DATASET RECORDS:
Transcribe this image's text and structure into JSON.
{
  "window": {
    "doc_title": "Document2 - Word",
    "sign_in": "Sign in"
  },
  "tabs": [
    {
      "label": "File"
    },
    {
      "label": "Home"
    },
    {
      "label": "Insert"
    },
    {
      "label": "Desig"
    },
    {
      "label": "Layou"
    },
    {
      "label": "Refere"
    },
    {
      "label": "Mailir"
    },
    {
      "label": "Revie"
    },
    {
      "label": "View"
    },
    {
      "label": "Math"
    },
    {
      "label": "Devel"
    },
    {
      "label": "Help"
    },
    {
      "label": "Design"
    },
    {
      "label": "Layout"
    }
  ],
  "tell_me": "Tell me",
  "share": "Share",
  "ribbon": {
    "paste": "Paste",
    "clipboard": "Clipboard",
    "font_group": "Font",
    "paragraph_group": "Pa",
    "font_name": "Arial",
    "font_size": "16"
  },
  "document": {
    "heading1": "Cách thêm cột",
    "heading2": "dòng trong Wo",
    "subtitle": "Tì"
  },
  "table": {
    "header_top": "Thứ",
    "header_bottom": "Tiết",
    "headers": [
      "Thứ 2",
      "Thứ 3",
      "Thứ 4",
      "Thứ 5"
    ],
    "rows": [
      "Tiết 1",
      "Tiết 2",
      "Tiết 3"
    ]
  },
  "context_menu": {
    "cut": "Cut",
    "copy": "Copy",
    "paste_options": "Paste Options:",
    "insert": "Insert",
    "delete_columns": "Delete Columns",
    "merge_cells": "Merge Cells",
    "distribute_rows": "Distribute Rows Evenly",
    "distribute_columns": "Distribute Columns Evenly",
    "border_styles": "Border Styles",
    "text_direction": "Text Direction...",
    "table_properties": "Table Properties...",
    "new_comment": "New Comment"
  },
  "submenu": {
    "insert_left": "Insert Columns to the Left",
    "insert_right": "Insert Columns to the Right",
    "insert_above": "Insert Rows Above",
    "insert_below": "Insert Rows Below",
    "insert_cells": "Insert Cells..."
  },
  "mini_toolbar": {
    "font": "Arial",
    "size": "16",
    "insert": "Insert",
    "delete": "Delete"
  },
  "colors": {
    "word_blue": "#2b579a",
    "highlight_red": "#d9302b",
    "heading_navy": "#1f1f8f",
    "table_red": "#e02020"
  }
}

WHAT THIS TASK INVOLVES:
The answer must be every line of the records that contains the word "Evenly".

ANSWER SPACE:
    "distribute_rows": "Distribute Rows Evenly",
    "distribute_columns": "Distribute Columns Evenly",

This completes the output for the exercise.